Kevin Lee Light, aka "Jesus", is the newest client of creative agency Mother while rival agency Anomaly has launched Sexy Jesus, depicting the Messiah in a series of Athena-style poses
Rosetta space mission voted most important scientific breakthrough of 2014

A memorable year for science – if not for mice

The most important scientific breakthroughs of 2014
Christmas cocktails to make you merry: From eggnog to Brown Betty and Rum Bumpo

Christmas cocktails to make you merry

Mulled wine is an essential seasonal treat. But now drinkers are rediscovering other traditional festive tipples. Angela Clutton raises a glass to Christmas cocktails
5 best activity trackers

Fitness technology: 5 best activity trackers

Up the ante in your regimen and change the habits of a lifetime with this wearable tech
Paul Scholes column: It's a little-known fact, but I have played one of the seven dwarves

Paul Scholes column

It's a little-known fact, but I have played one of the seven dwarves
Fifa's travelling circus once again steals limelight from real stars

Fifa's travelling circus once again steals limelight from real stars

Club World Cup kicked into the long grass by the continued farce surrounding Blatter, Garcia, Russia and Qatar
Frank Warren column: 2014 – boxing is back and winning new fans

Frank Warren: Boxing is back and winning new fans

2014 proves it's now one of sport's biggest hitters again
Jeb Bush vs Hillary Clinton: The power dynamics of the two first families

Jeb Bush vs Hillary Clinton

Karen Tumulty explores the power dynamics of the two first families
Stockholm is rivalling Silicon Valley with a hotbed of technology start-ups

Stockholm is rivalling Silicon Valley

The Swedish capital is home to two of the most popular video games in the world, as well as thousands of technology start-ups worth hundreds of millions of pounds – and it's all happened since 2009
Did Japanese workers really get their symbols mixed up and display Santa on a crucifix?
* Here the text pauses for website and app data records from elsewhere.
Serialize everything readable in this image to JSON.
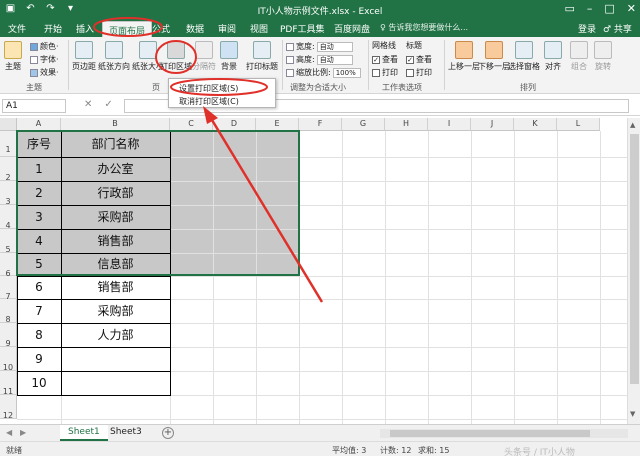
{
  "window": {
    "title": "IT小人物示例文件.xlsx - Excel",
    "qat": [
      "save-icon",
      "undo-icon",
      "redo-icon",
      "customize-icon"
    ],
    "controls": [
      "ribbon-options-icon",
      "minimize-icon",
      "maximize-icon",
      "close-icon"
    ]
  },
  "tabs": {
    "file": "文件",
    "home": "开始",
    "insert": "插入",
    "page_layout": "页面布局",
    "formulas": "公式",
    "data": "数据",
    "review": "审阅",
    "view": "视图",
    "pdf": "PDF工具集",
    "baidu": "百度网盘",
    "tell_me": "♀ 告诉我您想要做什么...",
    "login": "登录",
    "share": "♂ 共享"
  },
  "ribbon": {
    "themes": "主题",
    "colors": "颜色·",
    "fonts": "字体·",
    "effects": "效果·",
    "themes_group": "主题",
    "margins": "页边距",
    "orientation": "纸张方向",
    "size": "纸张大小",
    "print_area": "打印区域",
    "breaks": "分隔符",
    "background": "背景",
    "print_titles": "打印标题",
    "page_setup_group": "页",
    "width_label": "宽度:",
    "width_value": "自动",
    "height_label": "高度:",
    "height_value": "自动",
    "scale_label": "缩放比例:",
    "scale_value": "100%",
    "fit_group": "调整为合适大小",
    "gridlines": "网格线",
    "headings": "标题",
    "view_gridlines": "查看",
    "view_headings": "查看",
    "print_gridlines": "打印",
    "print_headings": "打印",
    "sheet_options_group": "工作表选项",
    "bring_forward": "上移一层",
    "send_backward": "下移一层",
    "selection_pane": "选择窗格",
    "align": "对齐",
    "group": "组合",
    "rotate": "旋转",
    "arrange_group": "排列"
  },
  "menu": {
    "set_print_area": "设置打印区域(S)",
    "clear_print_area": "取消打印区域(C)"
  },
  "formula_bar": {
    "name_box": "A1",
    "cancel": "✕",
    "enter": "✓",
    "fx": "fx"
  },
  "columns": [
    "A",
    "B",
    "C",
    "D",
    "E",
    "F",
    "G",
    "H",
    "I",
    "J",
    "K",
    "L"
  ],
  "rows": [
    "1",
    "2",
    "3",
    "4",
    "5",
    "6",
    "7",
    "8",
    "9",
    "10",
    "11",
    "12"
  ],
  "table": {
    "headers": [
      "序号",
      "部门名称"
    ],
    "rows": [
      [
        "1",
        "办公室"
      ],
      [
        "2",
        "行政部"
      ],
      [
        "3",
        "采购部"
      ],
      [
        "4",
        "销售部"
      ],
      [
        "5",
        "信息部"
      ],
      [
        "6",
        "销售部"
      ],
      [
        "7",
        "采购部"
      ],
      [
        "8",
        "人力部"
      ],
      [
        "9",
        ""
      ],
      [
        "10",
        ""
      ]
    ]
  },
  "sheets": {
    "tabs": [
      "Sheet1",
      "Sheet3"
    ],
    "active": "Sheet1",
    "add": "+"
  },
  "status": {
    "ready": "就绪",
    "average": "平均值: 3",
    "count": "计数: 12",
    "sum": "求和: 15"
  },
  "watermark": "头条号 / IT小人物",
  "colors": {
    "excel_green": "#217346",
    "annotation_red": "#e0302a",
    "print_area_fill": "#c8c8c8"
  }
}
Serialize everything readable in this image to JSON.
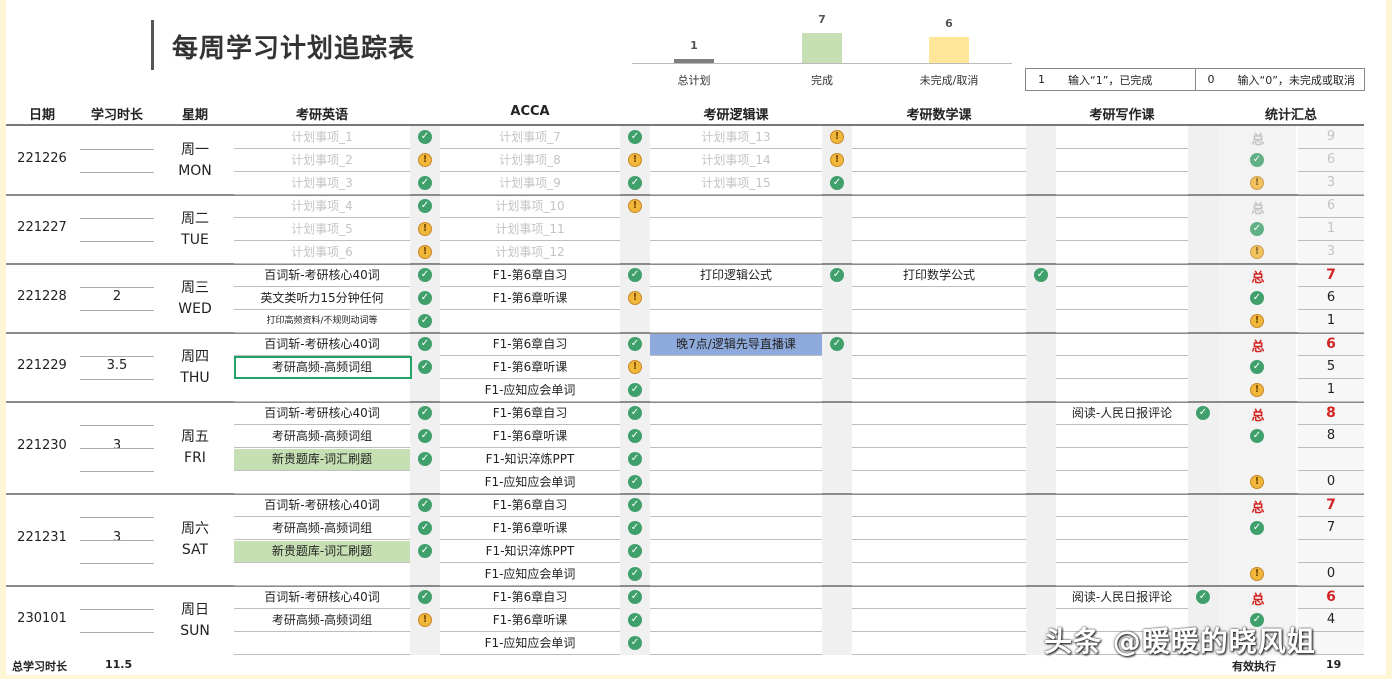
{
  "title": "每周学习计划追踪表",
  "summary": {
    "items": [
      {
        "label": "总计划",
        "value": "1",
        "color": "#7f7f7f",
        "level": 1
      },
      {
        "label": "完成",
        "value": "7",
        "color": "#c6e0b4",
        "level": 7
      },
      {
        "label": "未完成/取消",
        "value": "6",
        "color": "#ffe699",
        "level": 6
      }
    ]
  },
  "legend": [
    {
      "code": "1",
      "text": "输入“1”，已完成"
    },
    {
      "code": "0",
      "text": "输入“0”，未完成或取消"
    }
  ],
  "headers": {
    "date": "日期",
    "duration": "学习时长",
    "weekday": "星期",
    "english": "考研英语",
    "acca": "ACCA",
    "logic": "考研逻辑课",
    "math": "考研数学课",
    "writing": "考研写作课",
    "stats": "统计汇总"
  },
  "days": [
    {
      "date": "221226",
      "duration": "",
      "wd_cn": "周一",
      "wd_en": "MON"
    },
    {
      "date": "221227",
      "duration": "",
      "wd_cn": "周二",
      "wd_en": "TUE"
    },
    {
      "date": "221228",
      "duration": "2",
      "wd_cn": "周三",
      "wd_en": "WED"
    },
    {
      "date": "221229",
      "duration": "3.5",
      "wd_cn": "周四",
      "wd_en": "THU"
    },
    {
      "date": "221230",
      "duration": "3",
      "wd_cn": "周五",
      "wd_en": "FRI"
    },
    {
      "date": "221231",
      "duration": "3",
      "wd_cn": "周六",
      "wd_en": "SAT"
    },
    {
      "date": "230101",
      "duration": "",
      "wd_cn": "周日",
      "wd_en": "SUN"
    }
  ],
  "rows": [
    {
      "en": "计划事项_1",
      "en_i": "ok",
      "acca": "计划事项_7",
      "acca_i": "ok",
      "logic": "计划事项_13",
      "logic_i": "warn",
      "st_lbl": "总",
      "st_num": "9",
      "muted": true
    },
    {
      "en": "计划事项_2",
      "en_i": "warn",
      "acca": "计划事项_8",
      "acca_i": "warn",
      "logic": "计划事项_14",
      "logic_i": "warn",
      "st_i": "ok",
      "st_num": "6",
      "muted": true
    },
    {
      "en": "计划事项_3",
      "en_i": "ok",
      "acca": "计划事项_9",
      "acca_i": "ok",
      "logic": "计划事项_15",
      "logic_i": "ok",
      "st_i": "warn",
      "st_num": "3",
      "muted": true
    },
    {
      "en": "计划事项_4",
      "en_i": "ok",
      "acca": "计划事项_10",
      "acca_i": "warn",
      "st_lbl": "总",
      "st_num": "6",
      "muted": true
    },
    {
      "en": "计划事项_5",
      "en_i": "warn",
      "acca": "计划事项_11",
      "st_i": "ok",
      "st_num": "1",
      "muted": true
    },
    {
      "en": "计划事项_6",
      "en_i": "warn",
      "acca": "计划事项_12",
      "st_i": "warn",
      "st_num": "3",
      "muted": true
    },
    {
      "en": "百词斩-考研核心40词",
      "en_i": "ok",
      "acca": "F1-第6章自习",
      "acca_i": "ok",
      "logic": "打印逻辑公式",
      "logic_i": "ok",
      "math": "打印数学公式",
      "math_i": "ok",
      "st_lbl": "总",
      "st_num": "7",
      "red": true
    },
    {
      "en": "英文类听力15分钟任何",
      "en_i": "ok",
      "acca": "F1-第6章听课",
      "acca_i": "warn",
      "st_i": "ok",
      "st_num": "6"
    },
    {
      "en": "打印高频资料/不规则动词等",
      "en_i": "ok",
      "small": true,
      "st_i": "warn",
      "st_num": "1"
    },
    {
      "en": "百词斩-考研核心40词",
      "en_i": "ok",
      "acca": "F1-第6章自习",
      "acca_i": "ok",
      "logic": "晚7点/逻辑先导直播课",
      "logic_i": "ok",
      "logic_hl": true,
      "st_lbl": "总",
      "st_num": "6",
      "red": true
    },
    {
      "en": "考研高频-高频词组",
      "en_i": "ok",
      "en_sel": true,
      "acca": "F1-第6章听课",
      "acca_i": "warn",
      "st_i": "ok",
      "st_num": "5"
    },
    {
      "acca": "F1-应知应会单词",
      "acca_i": "ok",
      "st_i": "warn",
      "st_num": "1"
    },
    {
      "en": "百词斩-考研核心40词",
      "en_i": "ok",
      "acca": "F1-第6章自习",
      "acca_i": "ok",
      "writing": "阅读-人民日报评论",
      "writing_i": "ok",
      "st_lbl": "总",
      "st_num": "8",
      "red": true
    },
    {
      "en": "考研高频-高频词组",
      "en_i": "ok",
      "acca": "F1-第6章听课",
      "acca_i": "ok",
      "st_i": "ok",
      "st_num": "8"
    },
    {
      "en": "新贵题库-词汇刷题",
      "en_i": "ok",
      "en_hl": true,
      "acca": "F1-知识淬炼PPT",
      "acca_i": "ok"
    },
    {
      "acca": "F1-应知应会单词",
      "acca_i": "ok",
      "st_i": "warn",
      "st_num": "0"
    },
    {
      "en": "百词斩-考研核心40词",
      "en_i": "ok",
      "acca": "F1-第6章自习",
      "acca_i": "ok",
      "st_lbl": "总",
      "st_num": "7",
      "red": true
    },
    {
      "en": "考研高频-高频词组",
      "en_i": "ok",
      "acca": "F1-第6章听课",
      "acca_i": "ok",
      "st_i": "ok",
      "st_num": "7"
    },
    {
      "en": "新贵题库-词汇刷题",
      "en_i": "ok",
      "en_hl": true,
      "acca": "F1-知识淬炼PPT",
      "acca_i": "ok"
    },
    {
      "acca": "F1-应知应会单词",
      "acca_i": "ok",
      "st_i": "warn",
      "st_num": "0"
    },
    {
      "en": "百词斩-考研核心40词",
      "en_i": "ok",
      "acca": "F1-第6章自习",
      "acca_i": "ok",
      "writing": "阅读-人民日报评论",
      "writing_i": "ok",
      "st_lbl": "总",
      "st_num": "6",
      "red": true
    },
    {
      "en": "考研高频-高频词组",
      "en_i": "warn",
      "acca": "F1-第6章听课",
      "acca_i": "ok",
      "st_i": "ok",
      "st_num": "4"
    },
    {
      "acca": "F1-应知应会单词",
      "acca_i": "ok"
    }
  ],
  "footer": {
    "total_label": "总学习时长",
    "total_value": "11.5",
    "effective_label": "有效执行",
    "effective_value": "19"
  },
  "watermark": "头条 @暖暖的晓风姐"
}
Crucified Santa: Urban myth refuses to die

The story goes that Japanese store workers created a life-size effigy of a smiling "Father Kurisumasu" attached to a facsimile of Our Lord's final instrument of torture
Jennifer Saunders and Kate Moss join David Walliams on set for TV adaptation of The Boy in the Dress

The Boy in the Dress: On set with the stars

Walliams' story about a boy who goes to school in a dress will be shown this Christmas